**TASK DETAILS:** The expected output is a copy of every line in the records with the string "ascii".

**DATA EXTRACT:**
■ ■ ■ ■ ■ ■ ■
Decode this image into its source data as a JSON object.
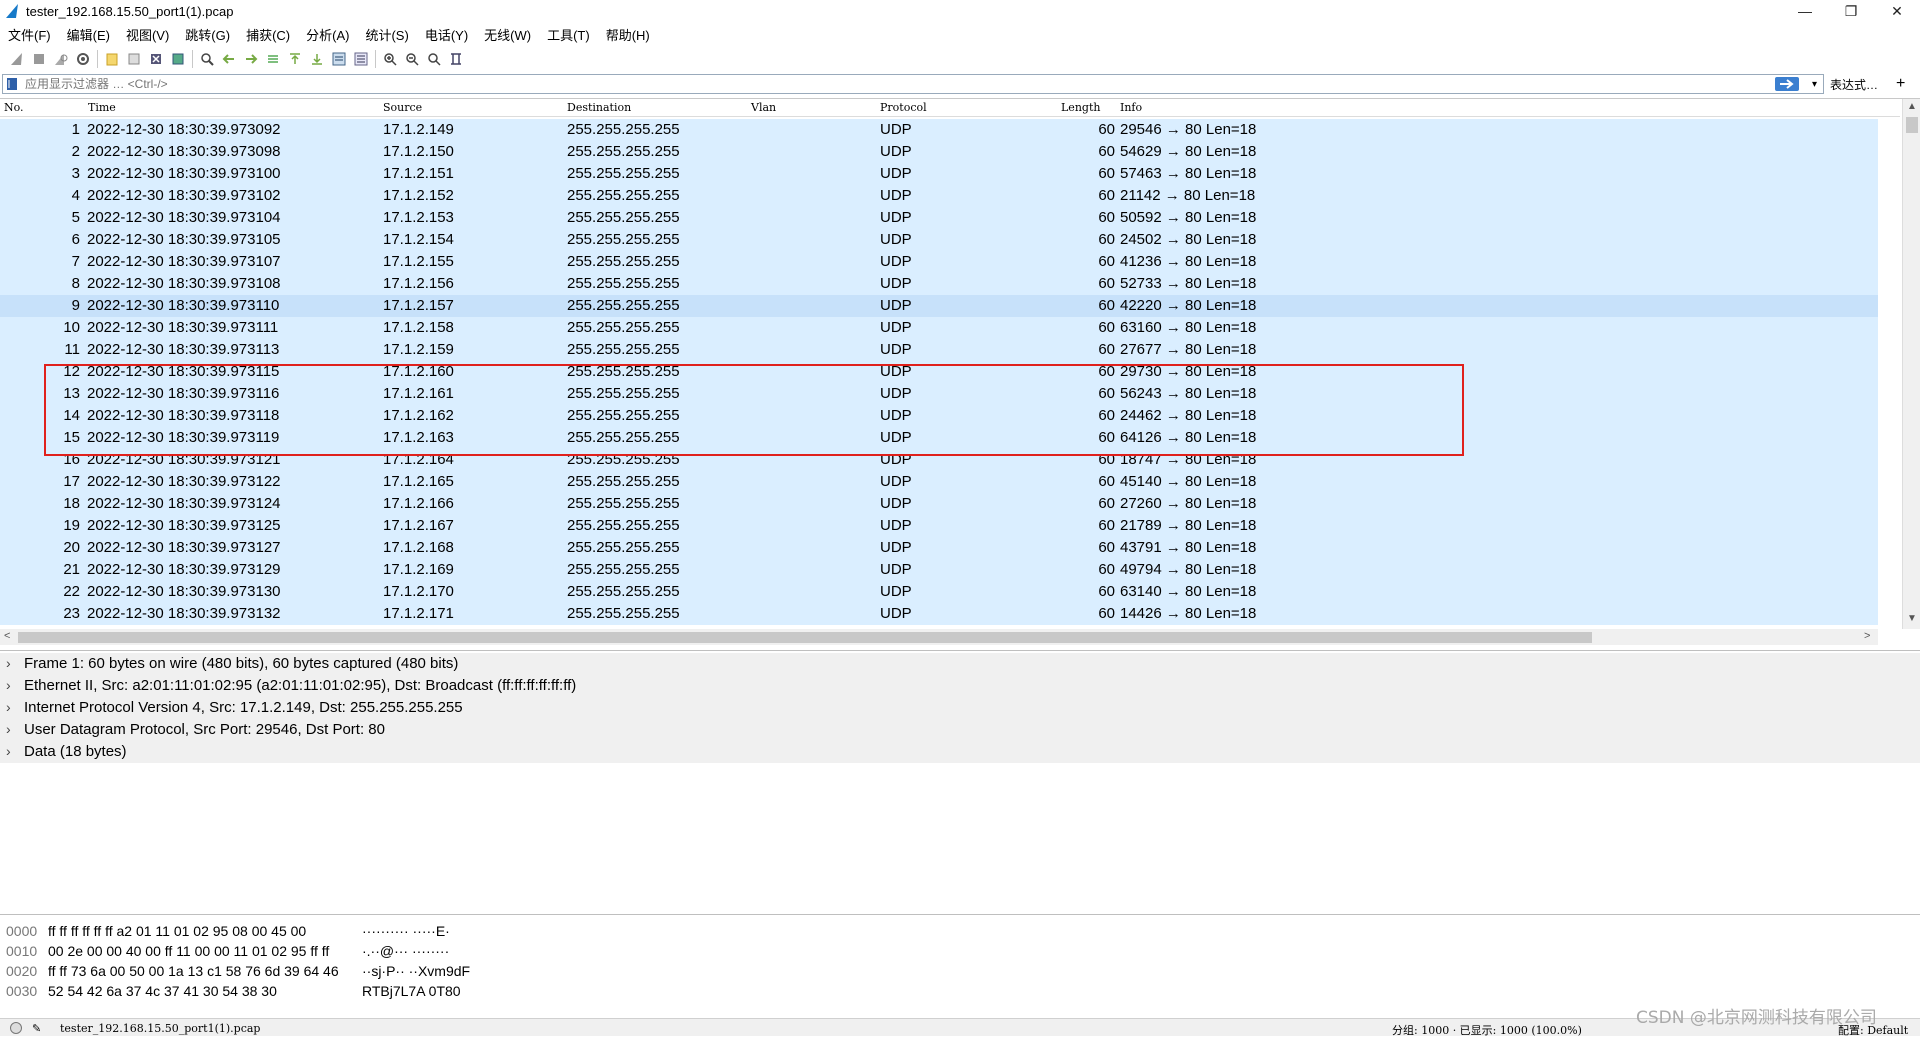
{
  "window": {
    "title": "tester_192.168.15.50_port1(1).pcap",
    "buttons": [
      "—",
      "❐",
      "✕"
    ]
  },
  "menu": [
    "文件(F)",
    "编辑(E)",
    "视图(V)",
    "跳转(G)",
    "捕获(C)",
    "分析(A)",
    "统计(S)",
    "电话(Y)",
    "无线(W)",
    "工具(T)",
    "帮助(H)"
  ],
  "filter": {
    "placeholder": "应用显示过滤器 … <Ctrl-/>",
    "expression_label": "表达式…",
    "plus": "+"
  },
  "packet_list": {
    "headers": {
      "no": "No.",
      "time": "Time",
      "source": "Source",
      "destination": "Destination",
      "vlan": "Vlan",
      "protocol": "Protocol",
      "length": "Length",
      "info": "Info"
    },
    "rows": [
      {
        "no": "1",
        "time": "2022-12-30 18:30:39.973092",
        "source": "17.1.2.149",
        "destination": "255.255.255.255",
        "protocol": "UDP",
        "length": "60",
        "info": "29546 → 80 Len=18"
      },
      {
        "no": "2",
        "time": "2022-12-30 18:30:39.973098",
        "source": "17.1.2.150",
        "destination": "255.255.255.255",
        "protocol": "UDP",
        "length": "60",
        "info": "54629 → 80 Len=18"
      },
      {
        "no": "3",
        "time": "2022-12-30 18:30:39.973100",
        "source": "17.1.2.151",
        "destination": "255.255.255.255",
        "protocol": "UDP",
        "length": "60",
        "info": "57463 → 80 Len=18"
      },
      {
        "no": "4",
        "time": "2022-12-30 18:30:39.973102",
        "source": "17.1.2.152",
        "destination": "255.255.255.255",
        "protocol": "UDP",
        "length": "60",
        "info": "21142 → 80 Len=18"
      },
      {
        "no": "5",
        "time": "2022-12-30 18:30:39.973104",
        "source": "17.1.2.153",
        "destination": "255.255.255.255",
        "protocol": "UDP",
        "length": "60",
        "info": "50592 → 80 Len=18"
      },
      {
        "no": "6",
        "time": "2022-12-30 18:30:39.973105",
        "source": "17.1.2.154",
        "destination": "255.255.255.255",
        "protocol": "UDP",
        "length": "60",
        "info": "24502 → 80 Len=18"
      },
      {
        "no": "7",
        "time": "2022-12-30 18:30:39.973107",
        "source": "17.1.2.155",
        "destination": "255.255.255.255",
        "protocol": "UDP",
        "length": "60",
        "info": "41236 → 80 Len=18"
      },
      {
        "no": "8",
        "time": "2022-12-30 18:30:39.973108",
        "source": "17.1.2.156",
        "destination": "255.255.255.255",
        "protocol": "UDP",
        "length": "60",
        "info": "52733 → 80 Len=18"
      },
      {
        "no": "9",
        "time": "2022-12-30 18:30:39.973110",
        "source": "17.1.2.157",
        "destination": "255.255.255.255",
        "protocol": "UDP",
        "length": "60",
        "info": "42220 → 80 Len=18"
      },
      {
        "no": "10",
        "time": "2022-12-30 18:30:39.973111",
        "source": "17.1.2.158",
        "destination": "255.255.255.255",
        "protocol": "UDP",
        "length": "60",
        "info": "63160 → 80 Len=18"
      },
      {
        "no": "11",
        "time": "2022-12-30 18:30:39.973113",
        "source": "17.1.2.159",
        "destination": "255.255.255.255",
        "protocol": "UDP",
        "length": "60",
        "info": "27677 → 80 Len=18"
      },
      {
        "no": "12",
        "time": "2022-12-30 18:30:39.973115",
        "source": "17.1.2.160",
        "destination": "255.255.255.255",
        "protocol": "UDP",
        "length": "60",
        "info": "29730 → 80 Len=18"
      },
      {
        "no": "13",
        "time": "2022-12-30 18:30:39.973116",
        "source": "17.1.2.161",
        "destination": "255.255.255.255",
        "protocol": "UDP",
        "length": "60",
        "info": "56243 → 80 Len=18"
      },
      {
        "no": "14",
        "time": "2022-12-30 18:30:39.973118",
        "source": "17.1.2.162",
        "destination": "255.255.255.255",
        "protocol": "UDP",
        "length": "60",
        "info": "24462 → 80 Len=18"
      },
      {
        "no": "15",
        "time": "2022-12-30 18:30:39.973119",
        "source": "17.1.2.163",
        "destination": "255.255.255.255",
        "protocol": "UDP",
        "length": "60",
        "info": "64126 → 80 Len=18"
      },
      {
        "no": "16",
        "time": "2022-12-30 18:30:39.973121",
        "source": "17.1.2.164",
        "destination": "255.255.255.255",
        "protocol": "UDP",
        "length": "60",
        "info": "18747 → 80 Len=18"
      },
      {
        "no": "17",
        "time": "2022-12-30 18:30:39.973122",
        "source": "17.1.2.165",
        "destination": "255.255.255.255",
        "protocol": "UDP",
        "length": "60",
        "info": "45140 → 80 Len=18"
      },
      {
        "no": "18",
        "time": "2022-12-30 18:30:39.973124",
        "source": "17.1.2.166",
        "destination": "255.255.255.255",
        "protocol": "UDP",
        "length": "60",
        "info": "27260 → 80 Len=18"
      },
      {
        "no": "19",
        "time": "2022-12-30 18:30:39.973125",
        "source": "17.1.2.167",
        "destination": "255.255.255.255",
        "protocol": "UDP",
        "length": "60",
        "info": "21789 → 80 Len=18"
      },
      {
        "no": "20",
        "time": "2022-12-30 18:30:39.973127",
        "source": "17.1.2.168",
        "destination": "255.255.255.255",
        "protocol": "UDP",
        "length": "60",
        "info": "43791 → 80 Len=18"
      },
      {
        "no": "21",
        "time": "2022-12-30 18:30:39.973129",
        "source": "17.1.2.169",
        "destination": "255.255.255.255",
        "protocol": "UDP",
        "length": "60",
        "info": "49794 → 80 Len=18"
      },
      {
        "no": "22",
        "time": "2022-12-30 18:30:39.973130",
        "source": "17.1.2.170",
        "destination": "255.255.255.255",
        "protocol": "UDP",
        "length": "60",
        "info": "63140 → 80 Len=18"
      },
      {
        "no": "23",
        "time": "2022-12-30 18:30:39.973132",
        "source": "17.1.2.171",
        "destination": "255.255.255.255",
        "protocol": "UDP",
        "length": "60",
        "info": "14426 → 80 Len=18"
      }
    ]
  },
  "details": [
    "Frame 1: 60 bytes on wire (480 bits), 60 bytes captured (480 bits)",
    "Ethernet II, Src: a2:01:11:01:02:95 (a2:01:11:01:02:95), Dst: Broadcast (ff:ff:ff:ff:ff:ff)",
    "Internet Protocol Version 4, Src: 17.1.2.149, Dst: 255.255.255.255",
    "User Datagram Protocol, Src Port: 29546, Dst Port: 80",
    "Data (18 bytes)"
  ],
  "bytes": [
    {
      "offset": "0000",
      "hex": "ff ff ff ff ff ff a2 01  11 01 02 95 08 00 45 00",
      "ascii": "·········· ·····E·"
    },
    {
      "offset": "0010",
      "hex": "00 2e 00 00 40 00 ff 11  00 00 11 01 02 95 ff ff",
      "ascii": "·.··@··· ········"
    },
    {
      "offset": "0020",
      "hex": "ff ff 73 6a 00 50 00 1a  13 c1 58 76 6d 39 64 46",
      "ascii": "··sj·P·· ··Xvm9dF"
    },
    {
      "offset": "0030",
      "hex": "52 54 42 6a 37 4c 37 41  30 54 38 30",
      "ascii": "RTBj7L7A 0T80"
    }
  ],
  "status": {
    "file": "tester_192.168.15.50_port1(1).pcap",
    "packets": "分组: 1000 · 已显示: 1000 (100.0%)",
    "profile": "配置: Default"
  },
  "watermark": "CSDN @北京网测科技有限公司",
  "colors": {
    "row_bg": "#daeeff",
    "row_selected": "#c7e1fa",
    "highlight": "#e0201c"
  }
}
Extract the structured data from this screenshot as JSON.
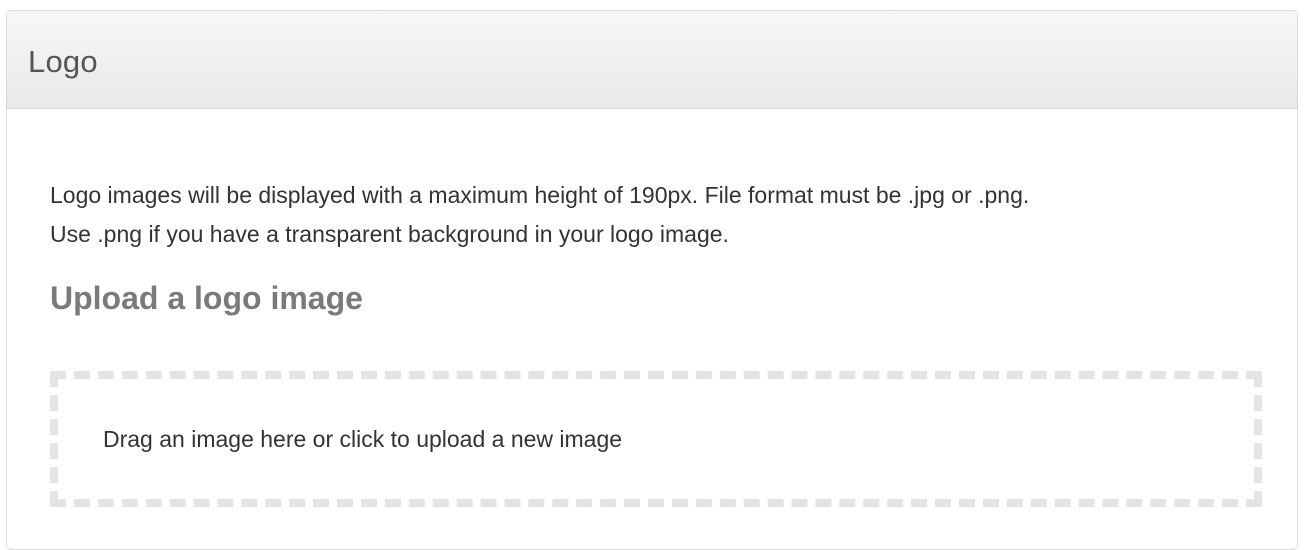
{
  "panel": {
    "title": "Logo",
    "description_line1": "Logo images will be displayed with a maximum height of 190px. File format must be .jpg or .png.",
    "description_line2": "Use .png if you have a transparent background in your logo image.",
    "upload_heading": "Upload a logo image",
    "dropzone_text": "Drag an image here or click to upload a new image"
  },
  "colors": {
    "header_bg": "#ececec",
    "title_text": "#555555",
    "body_text": "#333333",
    "heading_text": "#7a7a7a",
    "dropzone_border": "#e4e4e4"
  }
}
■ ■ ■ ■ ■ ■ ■
**TASK SOLUTION:**
      "ascii": "·········· ·····E·"
      "ascii": "·.··@··· ········"
      "ascii": "··sj·P·· ··Xvm9dF"
      "ascii": "RTBj7L7A 0T80"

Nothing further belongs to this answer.